[Your goal]: Repeat the records in full. No pictures belong in the copy.

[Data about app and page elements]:

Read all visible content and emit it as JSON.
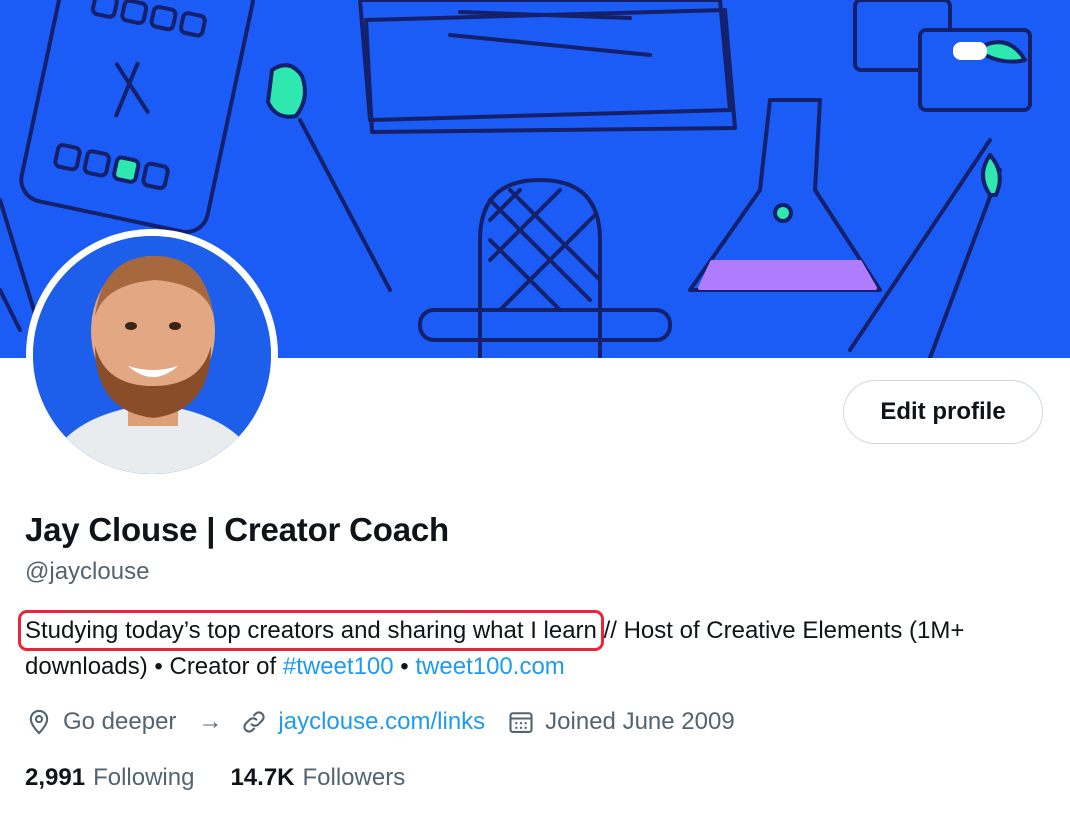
{
  "profile": {
    "display_name": "Jay Clouse | Creator Coach",
    "handle": "@jayclouse",
    "edit_button_label": "Edit profile",
    "bio": {
      "highlighted": "Studying today’s top creators and sharing what I learn",
      "part2": "// Host of Creative Elements (1M+ downloads) • Creator of ",
      "hashtag": "#tweet100",
      "separator": " • ",
      "link": "tweet100.com"
    },
    "meta": {
      "location": "Go deeper",
      "arrow": "→",
      "url": "jayclouse.com/links",
      "joined": "Joined June 2009"
    },
    "stats": {
      "following_count": "2,991",
      "following_label": "Following",
      "followers_count": "14.7K",
      "followers_label": "Followers"
    }
  },
  "colors": {
    "banner": "#1a5cf5",
    "link": "#1d9bf0",
    "highlight_box": "#e8263a",
    "secondary_text": "#536471"
  },
  "icons": {
    "location": "location-pin-icon",
    "url": "link-icon",
    "joined": "calendar-icon"
  }
}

[Solution for this exercise]:
Read all visible content and emit it as JSON.
{
  "profile": {
    "display_name": "Jay Clouse | Creator Coach",
    "handle": "@jayclouse",
    "edit_button_label": "Edit profile",
    "bio": {
      "highlighted": "Studying today’s top creators and sharing what I learn",
      "part2": "// Host of Creative Elements (1M+ downloads) • Creator of ",
      "hashtag": "#tweet100",
      "separator": " • ",
      "link": "tweet100.com"
    },
    "meta": {
      "location": "Go deeper",
      "arrow": "→",
      "url": "jayclouse.com/links",
      "joined": "Joined June 2009"
    },
    "stats": {
      "following_count": "2,991",
      "following_label": "Following",
      "followers_count": "14.7K",
      "followers_label": "Followers"
    }
  },
  "colors": {
    "banner": "#1a5cf5",
    "link": "#1d9bf0",
    "highlight_box": "#e8263a",
    "secondary_text": "#536471"
  },
  "icons": {
    "location": "location-pin-icon",
    "url": "link-icon",
    "joined": "calendar-icon"
  }
}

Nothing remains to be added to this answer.